BEGIN RECORDS TO USE
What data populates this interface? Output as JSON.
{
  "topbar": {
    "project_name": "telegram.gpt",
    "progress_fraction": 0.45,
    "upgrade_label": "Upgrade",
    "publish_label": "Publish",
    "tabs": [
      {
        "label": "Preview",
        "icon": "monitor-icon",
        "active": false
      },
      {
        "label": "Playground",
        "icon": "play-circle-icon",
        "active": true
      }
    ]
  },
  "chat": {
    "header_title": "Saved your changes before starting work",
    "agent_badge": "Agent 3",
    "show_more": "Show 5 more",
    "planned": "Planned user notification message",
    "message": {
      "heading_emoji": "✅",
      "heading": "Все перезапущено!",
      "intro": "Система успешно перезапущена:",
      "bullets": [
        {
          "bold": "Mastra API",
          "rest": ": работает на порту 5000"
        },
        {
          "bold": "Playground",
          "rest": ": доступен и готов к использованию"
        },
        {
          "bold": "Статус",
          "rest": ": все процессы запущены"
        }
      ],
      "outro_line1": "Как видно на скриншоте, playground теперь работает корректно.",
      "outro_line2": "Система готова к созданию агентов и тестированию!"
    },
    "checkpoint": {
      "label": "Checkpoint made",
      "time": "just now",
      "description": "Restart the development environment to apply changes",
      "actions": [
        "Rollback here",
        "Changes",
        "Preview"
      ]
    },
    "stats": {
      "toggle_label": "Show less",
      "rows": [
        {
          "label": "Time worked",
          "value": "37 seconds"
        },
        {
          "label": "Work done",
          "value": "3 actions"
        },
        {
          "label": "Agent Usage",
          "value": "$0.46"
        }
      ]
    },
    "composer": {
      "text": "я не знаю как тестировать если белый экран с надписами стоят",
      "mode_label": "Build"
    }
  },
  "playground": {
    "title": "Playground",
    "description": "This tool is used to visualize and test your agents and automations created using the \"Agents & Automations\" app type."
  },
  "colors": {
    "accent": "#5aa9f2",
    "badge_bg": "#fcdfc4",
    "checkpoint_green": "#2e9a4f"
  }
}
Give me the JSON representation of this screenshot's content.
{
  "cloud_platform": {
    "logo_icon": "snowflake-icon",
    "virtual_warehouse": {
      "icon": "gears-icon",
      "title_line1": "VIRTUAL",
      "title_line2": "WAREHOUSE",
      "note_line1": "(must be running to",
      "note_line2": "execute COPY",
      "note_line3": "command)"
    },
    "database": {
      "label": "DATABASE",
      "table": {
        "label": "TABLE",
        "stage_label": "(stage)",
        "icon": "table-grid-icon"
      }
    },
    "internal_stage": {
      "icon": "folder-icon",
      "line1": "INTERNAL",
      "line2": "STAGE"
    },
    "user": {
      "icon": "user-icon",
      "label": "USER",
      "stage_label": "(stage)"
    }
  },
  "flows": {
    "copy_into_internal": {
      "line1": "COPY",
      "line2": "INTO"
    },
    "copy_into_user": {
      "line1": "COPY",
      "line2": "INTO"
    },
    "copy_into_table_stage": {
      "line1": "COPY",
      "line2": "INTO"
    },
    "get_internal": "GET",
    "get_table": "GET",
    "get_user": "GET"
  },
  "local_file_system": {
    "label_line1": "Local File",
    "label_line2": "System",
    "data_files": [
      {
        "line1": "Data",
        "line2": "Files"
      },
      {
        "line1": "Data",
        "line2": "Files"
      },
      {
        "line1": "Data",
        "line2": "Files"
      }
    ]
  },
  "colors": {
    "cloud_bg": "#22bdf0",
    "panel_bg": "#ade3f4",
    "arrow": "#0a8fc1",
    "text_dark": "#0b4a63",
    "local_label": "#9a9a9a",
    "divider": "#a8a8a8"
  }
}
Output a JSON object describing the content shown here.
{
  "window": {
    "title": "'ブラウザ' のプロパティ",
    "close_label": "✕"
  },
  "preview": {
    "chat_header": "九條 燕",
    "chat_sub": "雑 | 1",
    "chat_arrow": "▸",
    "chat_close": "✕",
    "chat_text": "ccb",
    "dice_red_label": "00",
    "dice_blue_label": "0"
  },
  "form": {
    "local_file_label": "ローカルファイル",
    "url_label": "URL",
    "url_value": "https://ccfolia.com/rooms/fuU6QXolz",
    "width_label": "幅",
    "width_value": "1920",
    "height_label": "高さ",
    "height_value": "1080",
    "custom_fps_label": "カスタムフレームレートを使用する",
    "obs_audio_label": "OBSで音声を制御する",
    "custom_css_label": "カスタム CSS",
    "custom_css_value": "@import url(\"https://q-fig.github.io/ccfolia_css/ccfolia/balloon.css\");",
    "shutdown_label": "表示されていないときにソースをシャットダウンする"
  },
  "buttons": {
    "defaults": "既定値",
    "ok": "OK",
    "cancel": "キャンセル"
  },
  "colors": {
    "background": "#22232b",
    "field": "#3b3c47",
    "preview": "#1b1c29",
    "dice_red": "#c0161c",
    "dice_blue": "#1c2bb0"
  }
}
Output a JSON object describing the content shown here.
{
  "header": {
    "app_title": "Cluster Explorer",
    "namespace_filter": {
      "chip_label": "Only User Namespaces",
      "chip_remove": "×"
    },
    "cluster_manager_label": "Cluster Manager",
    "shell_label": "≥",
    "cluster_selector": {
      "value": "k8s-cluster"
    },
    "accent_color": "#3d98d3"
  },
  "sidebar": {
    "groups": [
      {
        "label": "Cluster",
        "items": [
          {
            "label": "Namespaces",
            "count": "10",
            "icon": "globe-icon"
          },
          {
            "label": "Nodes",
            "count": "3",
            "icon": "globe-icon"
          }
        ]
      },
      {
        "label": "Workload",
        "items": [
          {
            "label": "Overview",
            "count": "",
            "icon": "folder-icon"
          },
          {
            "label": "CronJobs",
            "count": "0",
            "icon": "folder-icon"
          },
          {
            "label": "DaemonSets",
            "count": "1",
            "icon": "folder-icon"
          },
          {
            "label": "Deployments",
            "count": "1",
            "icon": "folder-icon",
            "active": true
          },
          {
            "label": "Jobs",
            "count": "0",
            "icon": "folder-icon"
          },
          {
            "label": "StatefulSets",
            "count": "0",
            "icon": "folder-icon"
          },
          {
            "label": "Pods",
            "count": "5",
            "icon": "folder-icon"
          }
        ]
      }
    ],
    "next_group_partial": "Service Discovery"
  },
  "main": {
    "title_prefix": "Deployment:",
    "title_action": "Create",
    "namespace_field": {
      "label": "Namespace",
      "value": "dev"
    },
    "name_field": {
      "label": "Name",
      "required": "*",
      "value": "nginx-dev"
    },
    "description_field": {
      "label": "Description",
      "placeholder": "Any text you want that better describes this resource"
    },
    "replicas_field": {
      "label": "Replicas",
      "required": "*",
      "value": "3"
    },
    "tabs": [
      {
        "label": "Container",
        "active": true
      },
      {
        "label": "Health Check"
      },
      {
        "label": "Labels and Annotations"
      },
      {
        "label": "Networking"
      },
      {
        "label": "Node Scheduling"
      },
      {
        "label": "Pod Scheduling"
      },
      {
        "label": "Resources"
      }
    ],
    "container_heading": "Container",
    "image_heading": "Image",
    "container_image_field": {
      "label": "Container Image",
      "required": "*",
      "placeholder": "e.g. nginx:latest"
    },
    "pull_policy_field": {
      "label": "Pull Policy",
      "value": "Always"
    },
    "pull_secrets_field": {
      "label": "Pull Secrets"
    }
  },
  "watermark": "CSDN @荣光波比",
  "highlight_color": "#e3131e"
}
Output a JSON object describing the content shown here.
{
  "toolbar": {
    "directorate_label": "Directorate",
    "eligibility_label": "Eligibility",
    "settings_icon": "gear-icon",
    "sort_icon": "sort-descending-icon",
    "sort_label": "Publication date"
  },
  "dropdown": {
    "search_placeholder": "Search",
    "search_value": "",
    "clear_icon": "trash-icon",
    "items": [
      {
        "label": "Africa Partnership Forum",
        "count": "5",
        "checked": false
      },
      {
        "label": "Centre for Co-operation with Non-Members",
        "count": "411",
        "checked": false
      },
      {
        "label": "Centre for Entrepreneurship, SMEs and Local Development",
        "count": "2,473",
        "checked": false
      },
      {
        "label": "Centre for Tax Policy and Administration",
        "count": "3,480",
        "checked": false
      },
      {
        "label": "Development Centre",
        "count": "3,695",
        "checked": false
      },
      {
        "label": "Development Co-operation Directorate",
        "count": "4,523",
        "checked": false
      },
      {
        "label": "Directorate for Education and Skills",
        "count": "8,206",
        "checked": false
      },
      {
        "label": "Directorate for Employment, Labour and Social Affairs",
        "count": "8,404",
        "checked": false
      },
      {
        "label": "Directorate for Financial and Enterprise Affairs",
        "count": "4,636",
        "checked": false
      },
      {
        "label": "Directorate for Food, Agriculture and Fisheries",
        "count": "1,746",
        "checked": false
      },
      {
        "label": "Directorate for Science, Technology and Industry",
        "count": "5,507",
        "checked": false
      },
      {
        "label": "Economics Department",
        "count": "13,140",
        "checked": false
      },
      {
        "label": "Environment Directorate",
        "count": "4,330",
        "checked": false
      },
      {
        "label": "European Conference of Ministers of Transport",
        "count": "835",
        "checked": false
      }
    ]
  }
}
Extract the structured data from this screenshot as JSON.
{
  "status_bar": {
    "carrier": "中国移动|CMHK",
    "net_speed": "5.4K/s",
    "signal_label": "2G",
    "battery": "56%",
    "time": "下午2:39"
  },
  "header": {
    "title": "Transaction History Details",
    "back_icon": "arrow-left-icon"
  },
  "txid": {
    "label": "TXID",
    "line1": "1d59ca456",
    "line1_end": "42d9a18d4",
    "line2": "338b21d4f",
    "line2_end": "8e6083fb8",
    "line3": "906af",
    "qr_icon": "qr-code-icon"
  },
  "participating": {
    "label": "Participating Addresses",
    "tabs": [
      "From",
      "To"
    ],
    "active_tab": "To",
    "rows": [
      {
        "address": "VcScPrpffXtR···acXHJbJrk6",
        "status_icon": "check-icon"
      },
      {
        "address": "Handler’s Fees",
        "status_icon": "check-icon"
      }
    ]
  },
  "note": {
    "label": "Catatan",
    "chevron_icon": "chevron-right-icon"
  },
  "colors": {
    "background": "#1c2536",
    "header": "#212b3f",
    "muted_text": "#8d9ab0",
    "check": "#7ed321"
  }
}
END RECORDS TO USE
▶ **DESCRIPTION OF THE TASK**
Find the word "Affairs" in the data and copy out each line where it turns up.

▶ **RESPONSE**
        "label": "Directorate for Employment, Labour and Social Affairs",
        "label": "Directorate for Financial and Enterprise Affairs",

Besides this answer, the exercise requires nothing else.